Photo Credit – Olivia Schlinkman
On Saturday, Oct. 8, I had the chance to attend the Women’s March in Washington, D.C. on behalf of WCU College Democrats and the Women’s and Gender Studies Department.
We left from West Chester around 7 a.m. to get to D.C. by 10:30 a.m. From 11 a.m. to 1:15 p.m., the event started; we were introduced to guest speakers, were told what to expect and how attending these rallies and marches is important. There were over 400 other rallies nationwide for women’s rights yesterday.
At 1:30 p.m., the march began. I took note of the different signs people had, demanding for change, demanding for safety in and of their bodies; several people had signs saying “We won’t go back.” Women’s rights is not just about women — it is intersectional. Taking away women’s rights affects LGBTQIA+ rights, people of color, and indigenous people. The overturning of Roe vs. Wade has taken its toll on America as abortions are now becoming either illegal or hard to obtain in different states. This has caused panic among people who need abortions — it is their choice, not anyone else’s.

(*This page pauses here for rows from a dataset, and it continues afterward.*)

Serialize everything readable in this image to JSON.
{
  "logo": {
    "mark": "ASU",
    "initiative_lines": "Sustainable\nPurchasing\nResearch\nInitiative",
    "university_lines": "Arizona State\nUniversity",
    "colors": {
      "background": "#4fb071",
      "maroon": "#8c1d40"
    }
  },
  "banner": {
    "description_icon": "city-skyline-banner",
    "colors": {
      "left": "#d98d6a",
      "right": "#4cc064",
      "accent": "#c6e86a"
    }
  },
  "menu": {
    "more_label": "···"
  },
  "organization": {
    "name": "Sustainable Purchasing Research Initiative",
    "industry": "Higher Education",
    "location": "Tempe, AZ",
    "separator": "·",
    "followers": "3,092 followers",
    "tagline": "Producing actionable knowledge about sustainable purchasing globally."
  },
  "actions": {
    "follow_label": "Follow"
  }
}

On top of the overturning, it has caused birth control becoming hard to obtain as well. People who use birth control do not just use it because they do not want to get pregnant — some use it because of reproductive issues, others use it to regulate their hormones. Using birth control is not anyone’s business. But, these rights are being taken away from us. Privacy is being taken away from us.
Experiencing the Women’s March in person was an event I never thought I would be able to go to. For 20 years of my life, I have been advised not to go to these rallies and marches because “it is not safe” and “you are not like those people.” Being there, with all those people who are fighting for the same thing, has made me realize that I am not alone. That my voice matters. I was here, on campus, when Roe vs. Wade was overturned. I could not express my anger enough, even though my Introduction to Gender Studies professor talked about it in our class. I felt that there was nothing I could do.
Four months later, I went down to D.C. to protest. The only two people in my life who did not tell me not to do that were my dad and partner. My partner went with me to the march, as this affects them as well. We are not free until everyone is free. LGBTQIA+ rights are not free until women’s rights are free. I could feel the passion, the anger, the pain, everything – and it changed my perspective on the world that we live in. I have always known that my body is political warfare, but I never felt the weight of it until that march.
Being a Women’s and Gender Studies minor, I know that these marches and rallies are important, especially when you say that you are a feminist. It was not until this summer that I considered myself a feminist, when everything changed. We have to keep fighting until our voices are heard, until we get our freedom. If we want to protect our future children, the future generations, then we cannot stop this fight. We are fighting for us, for them, for everyone.
If you have the chance to attend any of these rallies and marches, I highly suggest that you do so. All you have is this life, you do not get second chances. So what if people do not agree with you and say that you are crazy. Fight for what you believe in. Your voice matters. Your actions matter.
Roe has fallen, we have not.
Kayla Redfern is a third-year English major with a Women and Gender Studies minor. KR983550@wcupa.edu